That’s a nice, lawyerly dodge. Is he suggesting that in 20 years’ time he never heard Wright say anything along these lines? Or is he merely suggesting that he was never personally in attendance when Wright said it, as if that would matter remotely to his decision to stay with the church once he heard about it secondhand? Note how he limits the scope of the matter, too, to only the statements Fox and ABC discovered in going through tapes of Wright’s sermons. That’s not the issue; the issue is whether Wright has a habit of spitting poison like this and whether Obama was happy enough to let him do it so long as there weren’t political consequences. If the media starts going through old sermons week by week, with new and ever more nuanced conspiracy theories emerging periodically, is he going to roll out weekly statements to the effect of, “Nope, never personally heard him say that, or that, or that either”?

Oh, and is he saying that he would have quit the church over this rhetoric if not for the fact that Wright was retiring? The media’s task is simple, then: Go through his old sermons systematically, pick out the ones that were especially, ahem, “fiery,” and check them against Obama’s old schedules to see if he was there. Or, failing that, interview some parishioners and find the earliest sermon you can where Wright said something nutty so that we have some gauge of just how recent this purportedly recent habit of crackpot remarks is. Who wants to hold their breath with me?

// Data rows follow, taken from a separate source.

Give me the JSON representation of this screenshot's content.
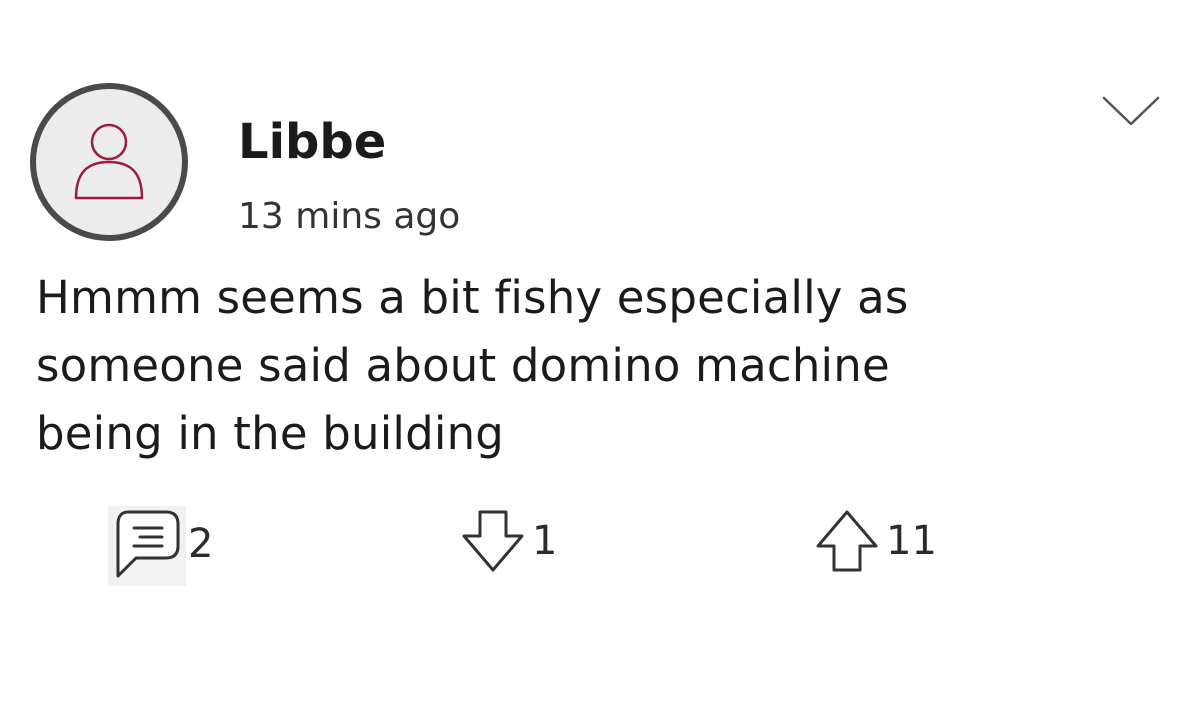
{
  "post": {
    "author": "Libbe",
    "time_ago": "13 mins ago",
    "lines": [
      "Hmmm seems a bit fishy especially as",
      "someone said about domino machine",
      "being in the building"
    ]
  },
  "actions": {
    "comments": {
      "icon": "comment-icon",
      "count": "2"
    },
    "downvotes": {
      "icon": "arrow-down-icon",
      "count": "1"
    },
    "upvotes": {
      "icon": "arrow-up-icon",
      "count": "11"
    }
  },
  "menu": {
    "icon": "chevron-down-icon"
  },
  "avatar": {
    "icon": "user-icon",
    "accent": "#9c1c3c"
  }
}
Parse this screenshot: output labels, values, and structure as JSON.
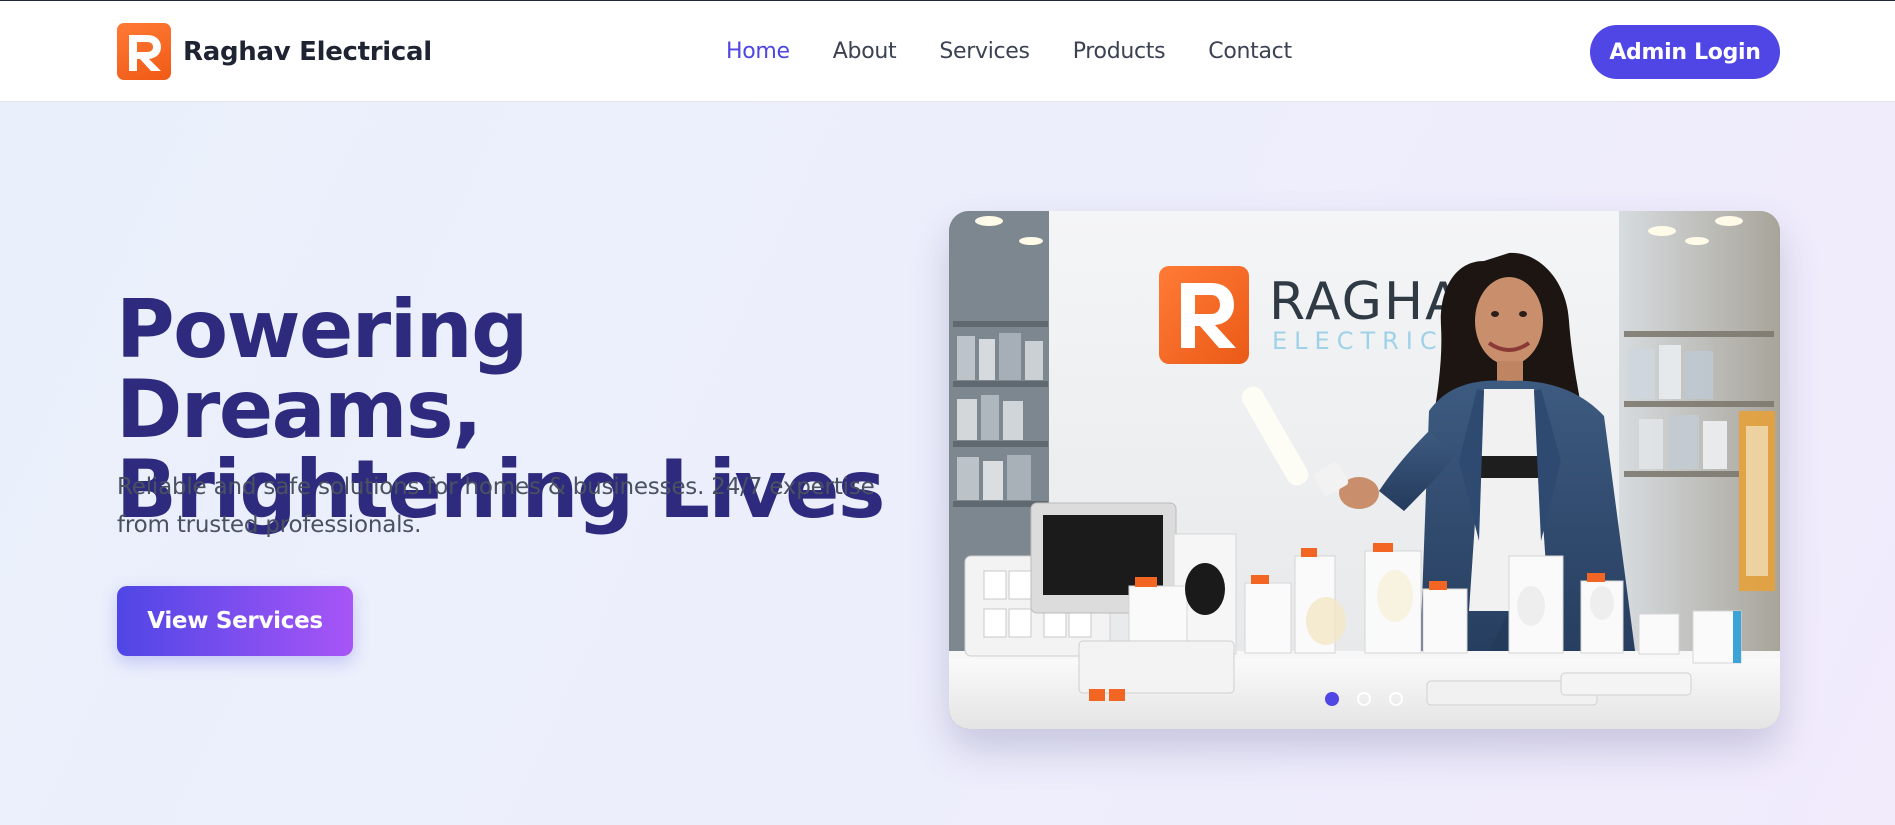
{
  "colors": {
    "accent": "#4f46e5",
    "gradient_end": "#a855f7",
    "heading": "#2e2a7e",
    "logo_orange": "#f26522"
  },
  "brand": {
    "name": "Raghav Electrical",
    "logo_icon": "r-logo-icon"
  },
  "nav": {
    "items": [
      {
        "label": "Home",
        "active": true
      },
      {
        "label": "About",
        "active": false
      },
      {
        "label": "Services",
        "active": false
      },
      {
        "label": "Products",
        "active": false
      },
      {
        "label": "Contact",
        "active": false
      }
    ]
  },
  "header": {
    "admin_label": "Admin Login"
  },
  "hero": {
    "title_line1": "Powering Dreams,",
    "title_line2": "Brightening Lives",
    "subtitle": "Reliable and safe solutions for homes & businesses. 24/7 expertise from trusted professionals.",
    "cta_label": "View Services"
  },
  "carousel": {
    "slide_count": 3,
    "active_index": 0,
    "sign_line1": "RAGHAV",
    "sign_line2": "ELECTRICAL"
  }
}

Update: Johnny Dollar says in the comments that the Major Garrett interview will be on H&C and Greta, in separate parts. We’ll have video later, I’m sure.

Update: Like Geraghty, I question the timing.

Update (Ed): I think this is about as good as Obama can do with this, but there is at least another glaring problem apart from AP’s excellent analysis above. Here’s a portion of the statement from HuffPo today:

In other words, he has never been my political advisor; he’s been my pastor.

And here’s Obama in the Chicago Tribune in January 2007:

Obama says that rather than advising him on strategy, Wright helps keep his priorities straight and his moral compass calibrated. …

Though Wright and Obama do not often talk one-on-one often, the senator does check with his pastor before making any bold political moves.

Last fall, Obama approached Wright to broach the possibility of running for president. Wright cautioned Obama not to let politics change him, but he also encouraged Obama, win or lose.

Those two statements clearly conflict, so the question becomes this: is he lying now, or was he lying then?

Update: Now that we’re into “what did the Messiah know and when did he know it” territory, watch for the left to move the goalposts by wondering what it is, precisely, that’s so terrible about what the old man said. So he thinks America’s responsible for HIV. A lot of people think a lot of things, y’know? Can’t “an old black man have his anger in the privacy of his church”?

Update: Hiroshima, Sharpsville, and “white folks’ greed”: Rich Lowry reads from Obama’s memoir.

Update: It’s a media barnstorm as Johnny Dollar e-mails to say he’ll be on Olbermann’s show tonight too, where he can expect the sort of tough questions that only a man who donates to his interview subjects’ charities on camera can provide. Or can he? J$ notes that Alison Stewart’s scheduled to sit in for Olby tonight. Will Kayo stay home, raising hopes for a substantive segment? Or will he show up and give Obama a warm bath before he faces Major Garrett?

Update: Did he jump or was he pushed? Either way, formal ties between Obama and Wright are at an end.

Update: Sweetness & Light digs up an old chestnut from the Times about what Obama knew:

Mr. Wright said that in the phone conversation in which Mr. Obama disinvited him from a role in [his presidential] announcement, Mr. Obama cited an article in Rolling Stone, “The Radical Roots of Barack Obama.”

According to the pastor, Mr. Obama then told him, “You can get kind of rough in the sermons, so what we’ve decided is that it’s best for you not to be out there in public.”